This version is a reverse Galilean finder that features an unfinished rear face attached that is affixed to the front lens, which displays an image of frames drawn around the perimeter of the lens. The user is able to see the frames overlayed in the background (creating illusions that the lines are farther away). The camera’s design began to incorporate viewfinders into the camera’s body. However, the system didn’t perform as well, leading to the creation of the frame finder that is bright.
Bright frame finders
In this method, the frame of bright light is presented in a telescopic finder by putting a half-silvered mirror within the viewfinder, at an angle that allows it to reflect frames on the side and illuminated by light coming from a transparent panel located on the camera’s front (often located near an optical viewfinder).
Keplerian viewfinders make use of the reversed Kepler telescope. To simplify explanations, the Keplerian viewfinder can be described as an (optical) improvement over the Galilean telescope, which creates an image that is upside down. In viewfinders designed for cameras, there is a prism that can reverse the image to ensure it can be seen from the opposite direction up. This lets the path of lighting becomes folded (like when you use a pair of binoculars), which results in an image finder that fits the space available in the camera (as is the case with the Canon Demi). The brightness and clarity of the Keplerian finder are also improved in the same manner binoculars can improve the basic telescope.
Parallax mistakes and their correction
Parallax errors occur whenever an object has to be observed from two different lines of vision, as when the viewfinder must be in a different direction from the lens of the camera (usually over and usually to either side). The amount of error is dependent upon the distance. It’s not significant for distant scenes. However, it is significant when close-up objects are in focus that can cause incorrect framing.
Correction of parallax errors in telescopic viewfinders is done in a variety of methods. The most basic is to use a second frame-lines that are part of the bright-line finder, which indicate the boundaries of the area that will be captured when it is in close focus. A more sophisticated approach is to make the bright lines of the finder can be adjusted mechanically (reposition) to match the camera lens’s adjustment of focus. Another option was to create an instrument that could adjust an angle for a telescopic locater (this was not a common practice).
Ground glass screens
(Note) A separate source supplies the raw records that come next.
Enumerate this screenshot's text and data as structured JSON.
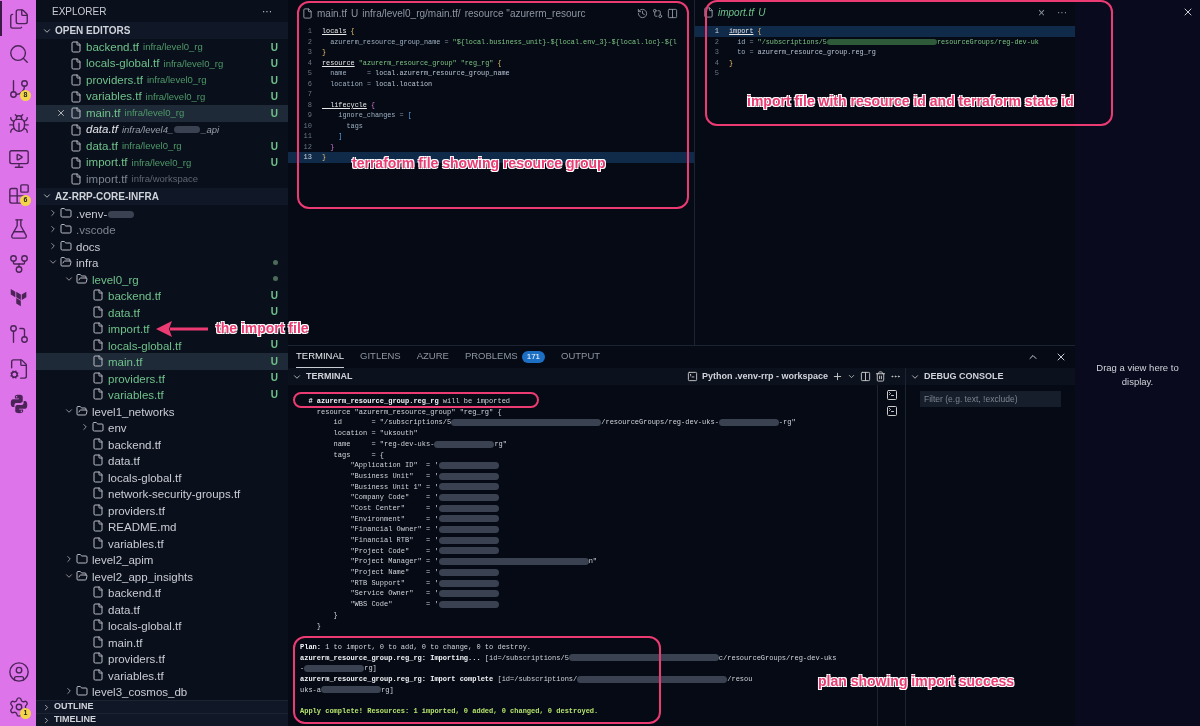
{
  "activity_bar": {
    "items": [
      {
        "kind": "explorer",
        "selected": true
      },
      {
        "kind": "search",
        "selected": false
      },
      {
        "kind": "source-control",
        "selected": false,
        "badge": "8"
      },
      {
        "kind": "run-debug",
        "selected": false
      },
      {
        "kind": "remote",
        "selected": false
      },
      {
        "kind": "extensions",
        "selected": false,
        "badge": "6"
      },
      {
        "kind": "testing",
        "selected": false
      },
      {
        "kind": "git-graph",
        "selected": false
      },
      {
        "kind": "terraform",
        "selected": false
      },
      {
        "kind": "gitlens",
        "selected": false
      },
      {
        "kind": "file-settings",
        "selected": false
      },
      {
        "kind": "python",
        "selected": false
      }
    ],
    "bottom": [
      {
        "kind": "account"
      },
      {
        "kind": "settings",
        "badge": "1"
      }
    ]
  },
  "explorer": {
    "title": "EXPLORER",
    "more": "···",
    "open_editors": {
      "title": "OPEN EDITORS",
      "expanded": true,
      "items": [
        {
          "name": "backend.tf",
          "path": "infra/level0_rg",
          "status": "U",
          "selected": false,
          "preview": false,
          "dimmed": false
        },
        {
          "name": "locals-global.tf",
          "path": "infra/level0_rg",
          "status": "U",
          "selected": false,
          "preview": false,
          "dimmed": false
        },
        {
          "name": "providers.tf",
          "path": "infra/level0_rg",
          "status": "U",
          "selected": false,
          "preview": false,
          "dimmed": false
        },
        {
          "name": "variables.tf",
          "path": "infra/level0_rg",
          "status": "U",
          "selected": false,
          "preview": false,
          "dimmed": false
        },
        {
          "name": "main.tf",
          "path": "infra/level0_rg",
          "status": "U",
          "selected": true,
          "preview": false,
          "dimmed": false
        },
        {
          "name": "data.tf",
          "path": [
            "infra/level4_",
            {
              "kind": "redacted"
            },
            "_api"
          ],
          "selected": false,
          "preview": true,
          "dimmed": false
        },
        {
          "name": "data.tf",
          "path": "infra/level0_rg",
          "status": "U",
          "selected": false,
          "preview": false,
          "dimmed": false
        },
        {
          "name": "import.tf",
          "path": "infra/level0_rg",
          "status": "U",
          "selected": false,
          "preview": false,
          "dimmed": false
        },
        {
          "name": "import.tf",
          "path": "infra/workspace",
          "selected": false,
          "preview": false,
          "dimmed": true
        }
      ]
    },
    "workspace": {
      "title": "AZ-RRP-CORE-INFRA",
      "expanded": true,
      "tree": [
        {
          "kind": "folder",
          "name": [
            ".venv-",
            {
              "kind": "redacted"
            }
          ],
          "expanded": false,
          "dimmed": false
        },
        {
          "kind": "folder",
          "name": ".vscode",
          "expanded": false,
          "dimmed": true
        },
        {
          "kind": "folder",
          "name": "docs",
          "expanded": false,
          "dimmed": false
        },
        {
          "kind": "folder",
          "name": "infra",
          "expanded": true,
          "dimmed": false,
          "has_changes": true,
          "children": [
            {
              "kind": "folder",
              "name": "level0_rg",
              "expanded": true,
              "untracked": true,
              "has_changes": true,
              "children": [
                {
                  "kind": "file",
                  "name": "backend.tf",
                  "status": "U",
                  "selected": false
                },
                {
                  "kind": "file",
                  "name": "data.tf",
                  "status": "U",
                  "selected": false
                },
                {
                  "kind": "file",
                  "name": "import.tf",
                  "untracked": true,
                  "selected": false
                },
                {
                  "kind": "file",
                  "name": "locals-global.tf",
                  "status": "U",
                  "selected": false
                },
                {
                  "kind": "file",
                  "name": "main.tf",
                  "status": "U",
                  "selected": true
                },
                {
                  "kind": "file",
                  "name": "providers.tf",
                  "status": "U",
                  "selected": false
                },
                {
                  "kind": "file",
                  "name": "variables.tf",
                  "status": "U",
                  "selected": false
                }
              ]
            },
            {
              "kind": "folder",
              "name": "level1_networks",
              "expanded": true,
              "children": [
                {
                  "kind": "folder",
                  "name": "env",
                  "expanded": false
                },
                {
                  "kind": "file",
                  "name": "backend.tf",
                  "selected": false
                },
                {
                  "kind": "file",
                  "name": "data.tf",
                  "selected": false
                },
                {
                  "kind": "file",
                  "name": "locals-global.tf",
                  "selected": false
                },
                {
                  "kind": "file",
                  "name": "network-security-groups.tf",
                  "selected": false
                },
                {
                  "kind": "file",
                  "name": "providers.tf",
                  "selected": false
                },
                {
                  "kind": "file",
                  "name": "README.md",
                  "selected": false
                },
                {
                  "kind": "file",
                  "name": "variables.tf",
                  "selected": false
                }
              ]
            },
            {
              "kind": "folder",
              "name": "level2_apim",
              "expanded": false
            },
            {
              "kind": "folder",
              "name": "level2_app_insights",
              "expanded": true,
              "children": [
                {
                  "kind": "file",
                  "name": "backend.tf",
                  "selected": false
                },
                {
                  "kind": "file",
                  "name": "data.tf",
                  "selected": false
                },
                {
                  "kind": "file",
                  "name": "locals-global.tf",
                  "selected": false
                },
                {
                  "kind": "file",
                  "name": "main.tf",
                  "selected": false
                },
                {
                  "kind": "file",
                  "name": "providers.tf",
                  "selected": false
                },
                {
                  "kind": "file",
                  "name": "variables.tf",
                  "selected": false
                }
              ]
            },
            {
              "kind": "folder",
              "name": "level3_cosmos_db",
              "expanded": false
            }
          ]
        }
      ]
    },
    "outline": {
      "title": "OUTLINE",
      "expanded": false
    },
    "timeline": {
      "title": "TIMELINE",
      "expanded": false
    }
  },
  "editors": [
    {
      "tab": {
        "name": "main.tf",
        "status": "U",
        "breadcrumb": "infra/level0_rg/main.tf/",
        "symbol": "resource \"azurerm_resourc"
      },
      "lines": [
        {
          "number": "1",
          "current": false,
          "tokens": [
            {
              "kind": "kw",
              "text": "locals"
            },
            {
              "kind": "y",
              "text": " {"
            }
          ]
        },
        {
          "number": "2",
          "current": false,
          "tokens": [
            {
              "kind": "attr",
              "text": "  azurerm_resource_group_name"
            },
            {
              "kind": "op",
              "text": " = "
            },
            {
              "kind": "str",
              "text": "\"${local.business_unit}-${local.env_3}-${local.loc}-${l"
            }
          ]
        },
        {
          "number": "3",
          "current": false,
          "tokens": [
            {
              "kind": "y",
              "text": "}"
            }
          ]
        },
        {
          "number": "4",
          "current": false,
          "tokens": [
            {
              "kind": "kw",
              "text": "resource"
            },
            {
              "kind": "str",
              "text": " \"azurerm_resource_group\" \"reg_rg\""
            },
            {
              "kind": "y",
              "text": " {"
            }
          ]
        },
        {
          "number": "5",
          "current": false,
          "tokens": [
            {
              "kind": "attr",
              "text": "  name     "
            },
            {
              "kind": "op",
              "text": "= "
            },
            {
              "kind": "id",
              "text": "local.azurerm_resource_group_name"
            }
          ]
        },
        {
          "number": "6",
          "current": false,
          "tokens": [
            {
              "kind": "attr",
              "text": "  location "
            },
            {
              "kind": "op",
              "text": "= "
            },
            {
              "kind": "id",
              "text": "local.location"
            }
          ]
        },
        {
          "number": "7",
          "current": false
        },
        {
          "number": "8",
          "current": false,
          "tokens": [
            {
              "kind": "kw",
              "text": "  lifecycle"
            },
            {
              "kind": "p",
              "text": " {"
            }
          ]
        },
        {
          "number": "9",
          "current": false,
          "tokens": [
            {
              "kind": "attr",
              "text": "    ignore_changes"
            },
            {
              "kind": "op",
              "text": " = "
            },
            {
              "kind": "b",
              "text": "["
            }
          ]
        },
        {
          "number": "10",
          "current": false,
          "tokens": [
            {
              "kind": "attr",
              "text": "      tags"
            }
          ]
        },
        {
          "number": "11",
          "current": false,
          "tokens": [
            {
              "kind": "b",
              "text": "    ]"
            }
          ]
        },
        {
          "number": "12",
          "current": false,
          "tokens": [
            {
              "kind": "p",
              "text": "  }"
            }
          ]
        },
        {
          "number": "13",
          "current": true,
          "tokens": [
            {
              "kind": "y",
              "text": "}"
            }
          ]
        }
      ]
    },
    {
      "tab": {
        "name": "import.tf",
        "status": "U",
        "close": "×",
        "more": "···"
      },
      "lines": [
        {
          "number": "1",
          "current": true,
          "tokens": [
            {
              "kind": "kw",
              "text": "import"
            },
            {
              "kind": "y",
              "text": " {"
            }
          ]
        },
        {
          "number": "2",
          "current": false,
          "tokens": [
            {
              "kind": "attr",
              "text": "  id"
            },
            {
              "kind": "op",
              "text": " = "
            },
            {
              "kind": "str",
              "text": "\"/subscriptions/5"
            },
            {
              "kind": "redacted"
            },
            {
              "kind": "str",
              "text": "resourceGroups/reg-dev-uk"
            }
          ]
        },
        {
          "number": "3",
          "current": false,
          "tokens": [
            {
              "kind": "attr",
              "text": "  to"
            },
            {
              "kind": "op",
              "text": " = "
            },
            {
              "kind": "id",
              "text": "azurerm_resource_group.reg_rg"
            }
          ]
        },
        {
          "number": "4",
          "current": false,
          "tokens": [
            {
              "kind": "y",
              "text": "}"
            }
          ]
        },
        {
          "number": "5",
          "current": false
        }
      ]
    }
  ],
  "panel": {
    "tabs": [
      {
        "label": "TERMINAL",
        "selected": true
      },
      {
        "label": "GITLENS",
        "selected": false
      },
      {
        "label": "AZURE",
        "selected": false
      },
      {
        "label": "PROBLEMS",
        "selected": false,
        "badge": "171"
      },
      {
        "label": "OUTPUT",
        "selected": false
      }
    ],
    "terminal": {
      "title": "TERMINAL",
      "profile": "Python .venv-rrp - workspace",
      "lines": [
        {
          "kind": "text",
          "segments": [
            {
              "kind": "bold",
              "text": "  # azurerm_resource_group.reg_rg"
            },
            {
              "kind": "plain",
              "text": " will be imported"
            }
          ]
        },
        {
          "kind": "text",
          "segments": [
            {
              "kind": "plain",
              "text": "    resource \"azurerm_resource_group\" \"reg_rg\" {"
            }
          ]
        },
        {
          "kind": "text",
          "segments": [
            {
              "kind": "plain",
              "text": "        id       = \"/subscriptions/5"
            },
            {
              "kind": "redacted-long"
            },
            {
              "kind": "plain",
              "text": "/resourceGroups/reg-dev-uks-"
            },
            {
              "kind": "redacted"
            },
            {
              "kind": "plain",
              "text": "-rg\""
            }
          ]
        },
        {
          "kind": "text",
          "segments": [
            {
              "kind": "plain",
              "text": "        location = \"uksouth\""
            }
          ]
        },
        {
          "kind": "text",
          "segments": [
            {
              "kind": "plain",
              "text": "        name     = \"reg-dev-uks-"
            },
            {
              "kind": "redacted"
            },
            {
              "kind": "plain",
              "text": "rg\""
            }
          ]
        },
        {
          "kind": "text",
          "segments": [
            {
              "kind": "plain",
              "text": "        tags     = {"
            }
          ]
        },
        {
          "kind": "text",
          "segments": [
            {
              "kind": "plain",
              "text": "            \"Application ID\"  = '"
            },
            {
              "kind": "redacted"
            }
          ]
        },
        {
          "kind": "text",
          "segments": [
            {
              "kind": "plain",
              "text": "            \"Business Unit\"   = '"
            },
            {
              "kind": "redacted"
            }
          ]
        },
        {
          "kind": "text",
          "segments": [
            {
              "kind": "plain",
              "text": "            \"Business Unit 1\" = '"
            },
            {
              "kind": "redacted"
            }
          ]
        },
        {
          "kind": "text",
          "segments": [
            {
              "kind": "plain",
              "text": "            \"Company Code\"    = '"
            },
            {
              "kind": "redacted"
            }
          ]
        },
        {
          "kind": "text",
          "segments": [
            {
              "kind": "plain",
              "text": "            \"Cost Center\"     = '"
            },
            {
              "kind": "redacted"
            }
          ]
        },
        {
          "kind": "text",
          "segments": [
            {
              "kind": "plain",
              "text": "            \"Environment\"     = '"
            },
            {
              "kind": "redacted"
            }
          ]
        },
        {
          "kind": "text",
          "segments": [
            {
              "kind": "plain",
              "text": "            \"Financial Owner\" = '"
            },
            {
              "kind": "redacted"
            }
          ]
        },
        {
          "kind": "text",
          "segments": [
            {
              "kind": "plain",
              "text": "            \"Financial RTB\"   = '"
            },
            {
              "kind": "redacted"
            }
          ]
        },
        {
          "kind": "text",
          "segments": [
            {
              "kind": "plain",
              "text": "            \"Project Code\"    = '"
            },
            {
              "kind": "redacted"
            }
          ]
        },
        {
          "kind": "text",
          "segments": [
            {
              "kind": "plain",
              "text": "            \"Project Manager\" = '"
            },
            {
              "kind": "redacted-long"
            },
            {
              "kind": "plain",
              "text": "n\""
            }
          ]
        },
        {
          "kind": "text",
          "segments": [
            {
              "kind": "plain",
              "text": "            \"Project Name\"    = '"
            },
            {
              "kind": "redacted"
            }
          ]
        },
        {
          "kind": "text",
          "segments": [
            {
              "kind": "plain",
              "text": "            \"RTB Support\"     = '"
            },
            {
              "kind": "redacted"
            }
          ]
        },
        {
          "kind": "text",
          "segments": [
            {
              "kind": "plain",
              "text": "            \"Service Owner\"   = '"
            },
            {
              "kind": "redacted"
            }
          ]
        },
        {
          "kind": "text",
          "segments": [
            {
              "kind": "plain",
              "text": "            \"WBS Code\"        = '"
            },
            {
              "kind": "redacted"
            }
          ]
        },
        {
          "kind": "text",
          "segments": [
            {
              "kind": "plain",
              "text": "        }"
            }
          ]
        },
        {
          "kind": "text",
          "segments": [
            {
              "kind": "plain",
              "text": "    }"
            }
          ]
        },
        {
          "kind": "blank"
        },
        {
          "kind": "text",
          "segments": [
            {
              "kind": "bold",
              "text": "Plan:"
            },
            {
              "kind": "plain",
              "text": " 1 to import, 0 to add, 0 to change, 0 to destroy."
            }
          ]
        },
        {
          "kind": "text",
          "segments": [
            {
              "kind": "bold",
              "text": "azurerm_resource_group.reg_rg: Importing..."
            },
            {
              "kind": "plain",
              "text": " [id=/subscriptions/5"
            },
            {
              "kind": "redacted-long"
            },
            {
              "kind": "plain",
              "text": "c/resourceGroups/reg-dev-uks"
            }
          ]
        },
        {
          "kind": "text",
          "segments": [
            {
              "kind": "plain",
              "text": "-"
            },
            {
              "kind": "redacted"
            },
            {
              "kind": "plain",
              "text": "rg]"
            }
          ]
        },
        {
          "kind": "text",
          "segments": [
            {
              "kind": "bold",
              "text": "azurerm_resource_group.reg_rg: Import complete"
            },
            {
              "kind": "plain",
              "text": " [id=/subscriptions/"
            },
            {
              "kind": "redacted-long"
            },
            {
              "kind": "plain",
              "text": "/resou"
            }
          ]
        },
        {
          "kind": "text",
          "segments": [
            {
              "kind": "plain",
              "text": "uks-a"
            },
            {
              "kind": "redacted"
            },
            {
              "kind": "plain",
              "text": "rg]"
            }
          ]
        },
        {
          "kind": "blank"
        },
        {
          "kind": "text",
          "segments": [
            {
              "kind": "success",
              "text": "Apply complete! Resources: 1 imported, 0 added, 0 changed, 0 destroyed."
            }
          ]
        }
      ]
    },
    "debug_console": {
      "title": "DEBUG CONSOLE",
      "filter_placeholder": "Filter (e.g. text, !exclude)"
    }
  },
  "empty_view": {
    "message": "Drag a view here to display."
  },
  "annotations": [
    {
      "kind": "box",
      "text": "terraform file showing resource group"
    },
    {
      "kind": "box",
      "text": "import file with resource id and terraform state id"
    },
    {
      "kind": "arrow",
      "text": "the import file"
    },
    {
      "kind": "box"
    },
    {
      "kind": "box",
      "text": "plan showing import success"
    }
  ]
}
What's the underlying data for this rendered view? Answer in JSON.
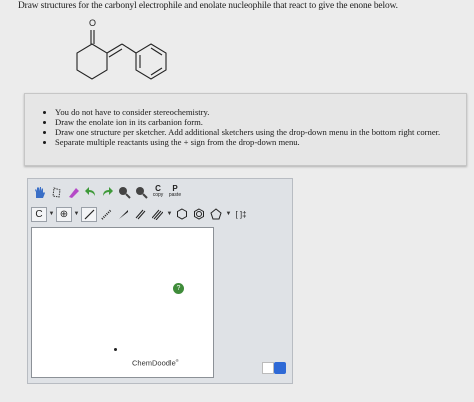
{
  "question": "Draw structures for the carbonyl electrophile and enolate nucleophile that react to give the enone below.",
  "molecule": {
    "oxygen_label": "O"
  },
  "instructions": [
    "You do not have to consider stereochemistry.",
    "Draw the enolate ion in its carbanion form.",
    "Draw one structure per sketcher. Add additional sketchers using the drop-down menu in the bottom right corner.",
    "Separate multiple reactants using the + sign from the drop-down menu."
  ],
  "toolbar": {
    "copy_letter": "C",
    "copy_label": "copy",
    "paste_letter": "P",
    "paste_label": "paste",
    "element_label": "C",
    "charge_label": "⊕",
    "bracket_label": "[ ]‡"
  },
  "canvas": {
    "green_button_label": "?"
  },
  "brand": {
    "name": "ChemDoodle",
    "mark": "®"
  },
  "colors": {
    "accent_blue": "#2e69d6",
    "green": "#3f8c3a"
  }
}
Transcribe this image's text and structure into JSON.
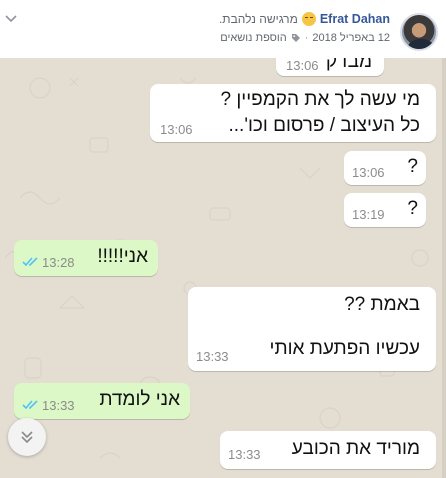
{
  "post": {
    "author": "Efrat Dahan",
    "feeling": "מרגישה נלהבת.",
    "date": "12 באפריל 2018",
    "separator": "·",
    "add_topics": "הוספת נושאים"
  },
  "messages": [
    {
      "id": "m0",
      "direction": "incoming",
      "lines": [
        "מבדק"
      ],
      "time": "13:06"
    },
    {
      "id": "m1",
      "direction": "incoming",
      "lines": [
        "מי עשה לך את הקמפיין ?",
        "כל העיצוב / פרסום וכו'..."
      ],
      "time": "13:06"
    },
    {
      "id": "m2",
      "direction": "incoming",
      "lines": [
        "?"
      ],
      "time": "13:06"
    },
    {
      "id": "m3",
      "direction": "incoming",
      "lines": [
        "?"
      ],
      "time": "13:19"
    },
    {
      "id": "m4",
      "direction": "outgoing",
      "lines": [
        "אני!!!!!"
      ],
      "time": "13:28",
      "read": true
    },
    {
      "id": "m5",
      "direction": "incoming",
      "lines": [
        "באמת ??",
        "עכשיו הפתעת אותי"
      ],
      "time": "13:33"
    },
    {
      "id": "m6",
      "direction": "outgoing",
      "lines": [
        "אני לומדת"
      ],
      "time": "13:33",
      "read": true
    },
    {
      "id": "m7",
      "direction": "incoming",
      "lines": [
        "מוריד את הכובע"
      ],
      "time": "13:33"
    }
  ],
  "colors": {
    "incoming_bubble": "#ffffff",
    "outgoing_bubble": "#dcf8c6",
    "read_ticks": "#4fc3f7",
    "chat_background": "#e4ddd2",
    "author_link": "#365899"
  },
  "icons": {
    "dropdown": "chevron-down-icon",
    "topics": "tag-icon",
    "scroll_down": "double-chevron-down-icon",
    "read_receipt": "double-check-icon"
  }
}
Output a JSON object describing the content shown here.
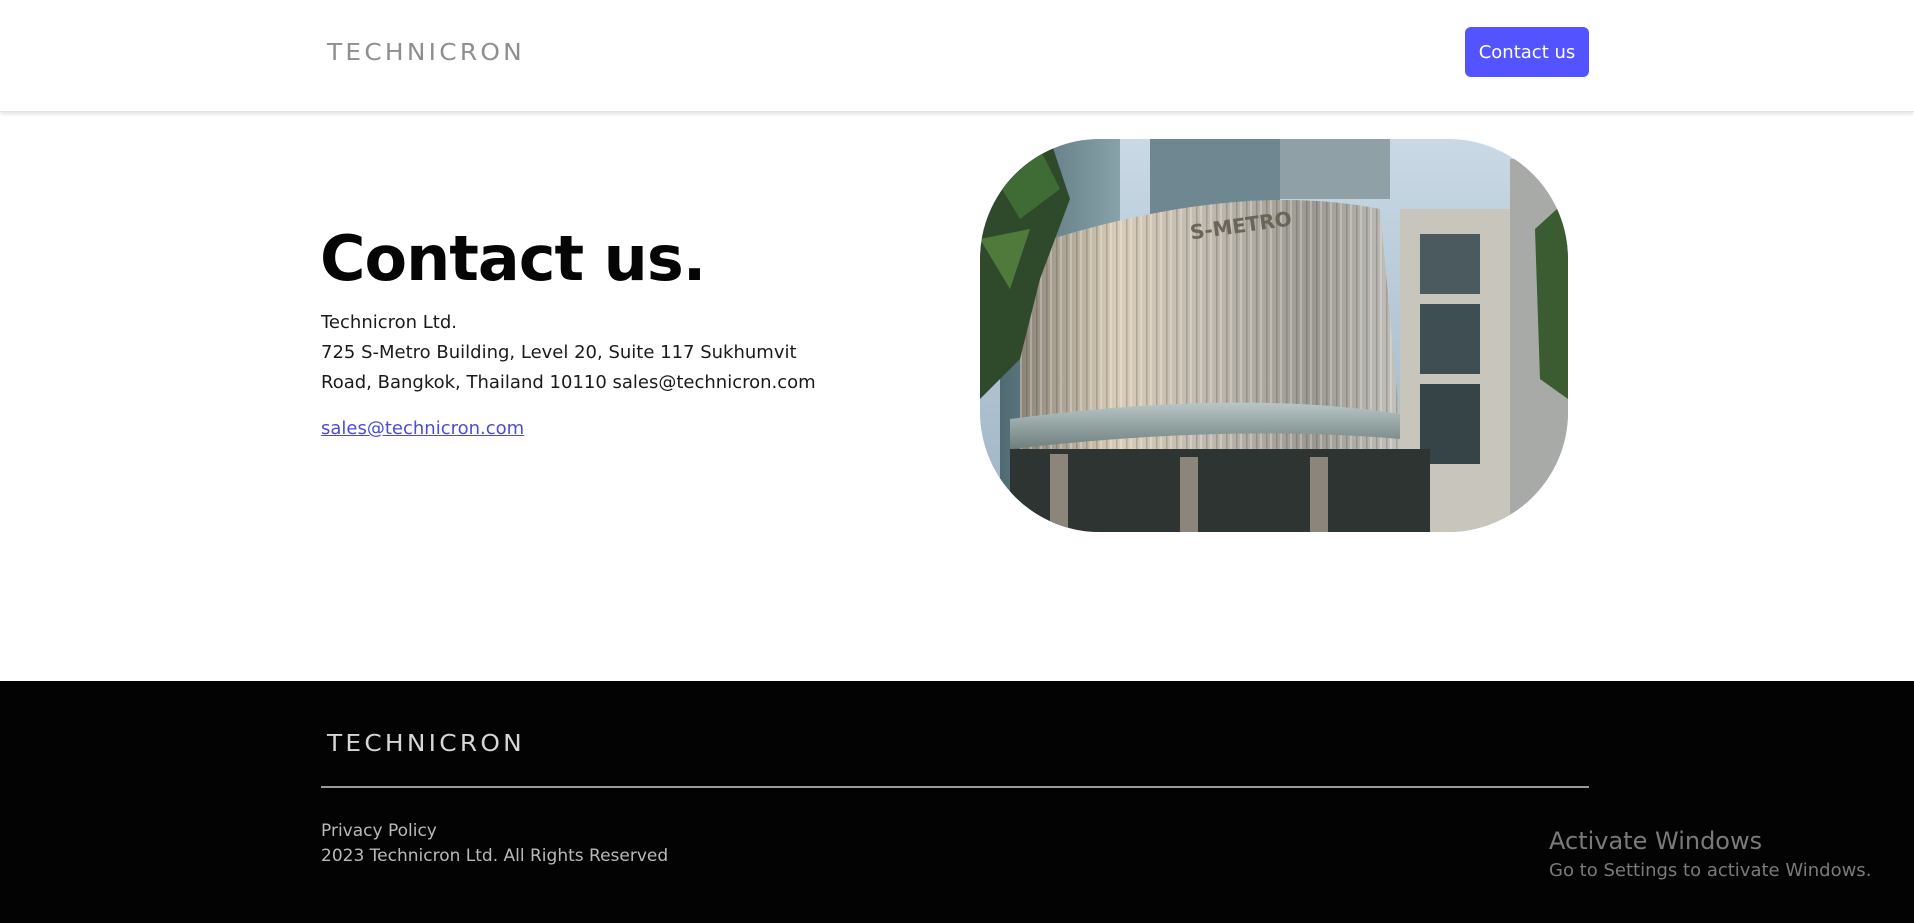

This piece would not have been complete without a brief mention of ground glass screens. These screens also serve as viewfinders.
In reflex cameras where the subject is seen by a mirror. It reflects the light from the lens onto a ground-glass focusing screen. The main difference between the single-lens reflex (SLR) and twin-lens reflex (TLR) is that in an SLR camera, the mirror is moved prior to the exposure (to let the light be focused onto the film); however, in the TLR camera, the mirror, as well as the screen for focusing, are set up as a viewfinder. The image is taken using the twin lens.
The most basic screen is seen from above. This is referred to as a waist-level finder. The view on the finders is reversed left-to-right. Fresnel lenses (made from a series of concentric rings designed to disperse light) is typically placed over the screen used to focus, to increase the brightness of the screen’s corners.
This method was a viewfinder made of ground glass was utilized in the very first wet plate cameras, however, without mirrors.
In the latest SLR cameras, light is reflected through a pentaprism, which provides an eye-level viewfinder. The pentaprism does not just alter the path of lighting, but it additionally alters the image so that it can be seen in the correct direction. Pentaprisms do not suffer from errors in parallax because they are viewed and captured by identical lenses.